● **Problem details**
Reproduce exactly the span of lines beginning at the one with "Output a JSON" and ending at the last line of the data below, omitting pictures.

--------------------------------

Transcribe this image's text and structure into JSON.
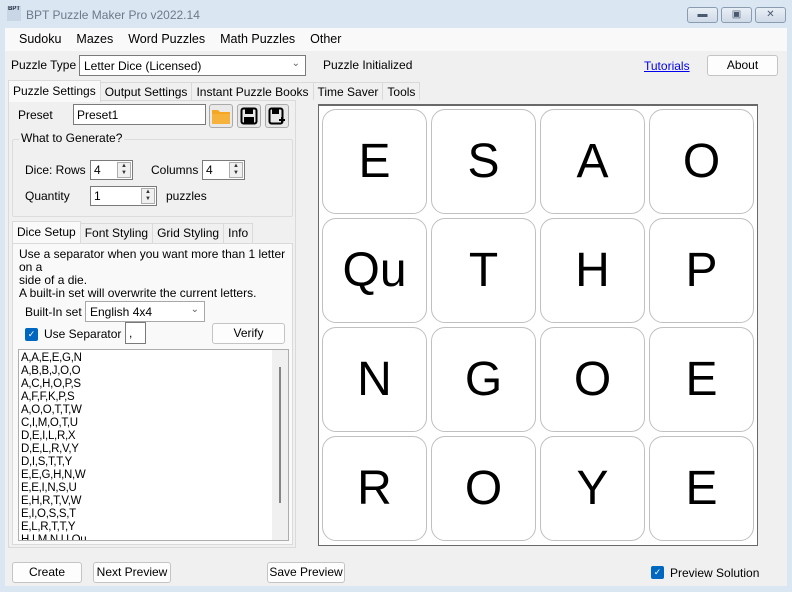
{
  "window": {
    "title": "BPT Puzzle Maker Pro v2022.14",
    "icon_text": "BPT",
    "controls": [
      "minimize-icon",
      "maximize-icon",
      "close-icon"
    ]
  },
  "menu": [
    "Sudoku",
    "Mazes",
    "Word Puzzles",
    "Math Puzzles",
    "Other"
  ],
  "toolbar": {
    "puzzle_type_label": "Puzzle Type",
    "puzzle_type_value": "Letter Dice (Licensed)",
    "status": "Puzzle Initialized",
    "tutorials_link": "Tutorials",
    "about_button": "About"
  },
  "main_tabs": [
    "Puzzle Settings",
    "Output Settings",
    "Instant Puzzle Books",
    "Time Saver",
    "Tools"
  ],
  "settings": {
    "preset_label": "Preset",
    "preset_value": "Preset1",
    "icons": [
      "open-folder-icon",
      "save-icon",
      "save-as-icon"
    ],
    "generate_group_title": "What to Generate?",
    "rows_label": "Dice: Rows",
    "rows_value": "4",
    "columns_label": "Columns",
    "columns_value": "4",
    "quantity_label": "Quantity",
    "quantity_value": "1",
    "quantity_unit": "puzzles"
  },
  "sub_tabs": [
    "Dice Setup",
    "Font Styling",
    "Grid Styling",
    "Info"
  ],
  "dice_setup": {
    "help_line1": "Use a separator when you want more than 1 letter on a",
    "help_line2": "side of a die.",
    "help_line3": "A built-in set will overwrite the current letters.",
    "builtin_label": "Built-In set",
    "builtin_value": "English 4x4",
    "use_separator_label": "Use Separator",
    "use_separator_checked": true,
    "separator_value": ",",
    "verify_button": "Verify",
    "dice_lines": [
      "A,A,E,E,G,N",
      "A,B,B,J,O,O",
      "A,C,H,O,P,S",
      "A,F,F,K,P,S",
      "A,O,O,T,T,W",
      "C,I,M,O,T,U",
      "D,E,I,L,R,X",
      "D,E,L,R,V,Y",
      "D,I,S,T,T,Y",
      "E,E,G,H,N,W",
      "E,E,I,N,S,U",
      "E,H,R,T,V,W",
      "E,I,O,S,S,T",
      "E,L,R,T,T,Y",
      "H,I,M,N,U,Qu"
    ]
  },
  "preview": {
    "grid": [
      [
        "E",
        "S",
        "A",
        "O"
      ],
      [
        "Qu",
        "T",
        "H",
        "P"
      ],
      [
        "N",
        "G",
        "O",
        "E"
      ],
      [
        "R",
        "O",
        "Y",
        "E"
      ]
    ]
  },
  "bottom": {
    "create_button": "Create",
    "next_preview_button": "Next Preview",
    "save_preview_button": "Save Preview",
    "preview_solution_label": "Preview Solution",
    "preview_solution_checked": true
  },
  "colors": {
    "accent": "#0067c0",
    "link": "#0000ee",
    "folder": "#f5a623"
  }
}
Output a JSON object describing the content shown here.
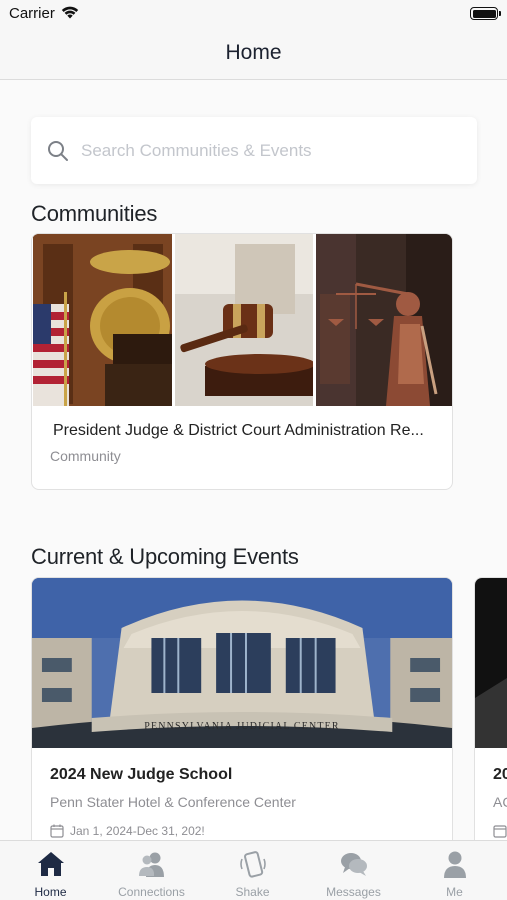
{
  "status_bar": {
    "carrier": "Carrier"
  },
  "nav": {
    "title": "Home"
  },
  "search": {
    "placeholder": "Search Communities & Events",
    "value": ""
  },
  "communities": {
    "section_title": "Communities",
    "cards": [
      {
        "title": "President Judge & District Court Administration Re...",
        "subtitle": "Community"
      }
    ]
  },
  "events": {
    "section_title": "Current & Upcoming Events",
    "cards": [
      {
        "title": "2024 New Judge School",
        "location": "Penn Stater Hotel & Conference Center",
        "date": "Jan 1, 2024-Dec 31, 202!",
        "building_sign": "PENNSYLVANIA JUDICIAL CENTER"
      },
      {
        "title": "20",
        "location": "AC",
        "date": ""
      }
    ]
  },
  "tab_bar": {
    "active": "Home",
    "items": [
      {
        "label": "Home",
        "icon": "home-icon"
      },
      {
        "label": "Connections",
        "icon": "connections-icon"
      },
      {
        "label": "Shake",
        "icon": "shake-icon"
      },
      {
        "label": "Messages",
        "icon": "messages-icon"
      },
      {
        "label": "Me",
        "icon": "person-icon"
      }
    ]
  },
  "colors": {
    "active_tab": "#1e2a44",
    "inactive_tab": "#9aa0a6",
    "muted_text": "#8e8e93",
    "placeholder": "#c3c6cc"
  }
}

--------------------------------

● **Solution to this exercise**
Output a JSON object describing the content shown here.
{
  "status_bar": {
    "carrier": "Carrier"
  },
  "nav": {
    "title": "Home"
  },
  "search": {
    "placeholder": "Search Communities & Events",
    "value": ""
  },
  "communities": {
    "section_title": "Communities",
    "cards": [
      {
        "title": "President Judge & District Court Administration Re...",
        "subtitle": "Community"
      }
    ]
  },
  "events": {
    "section_title": "Current & Upcoming Events",
    "cards": [
      {
        "title": "2024 New Judge School",
        "location": "Penn Stater Hotel & Conference Center",
        "date": "Jan 1, 2024-Dec 31, 202!",
        "building_sign": "PENNSYLVANIA JUDICIAL CENTER"
      },
      {
        "title": "20",
        "location": "AC",
        "date": ""
      }
    ]
  },
  "tab_bar": {
    "active": "Home",
    "items": [
      {
        "label": "Home",
        "icon": "home-icon"
      },
      {
        "label": "Connections",
        "icon": "connections-icon"
      },
      {
        "label": "Shake",
        "icon": "shake-icon"
      },
      {
        "label": "Messages",
        "icon": "messages-icon"
      },
      {
        "label": "Me",
        "icon": "person-icon"
      }
    ]
  },
  "colors": {
    "active_tab": "#1e2a44",
    "inactive_tab": "#9aa0a6",
    "muted_text": "#8e8e93",
    "placeholder": "#c3c6cc"
  }
}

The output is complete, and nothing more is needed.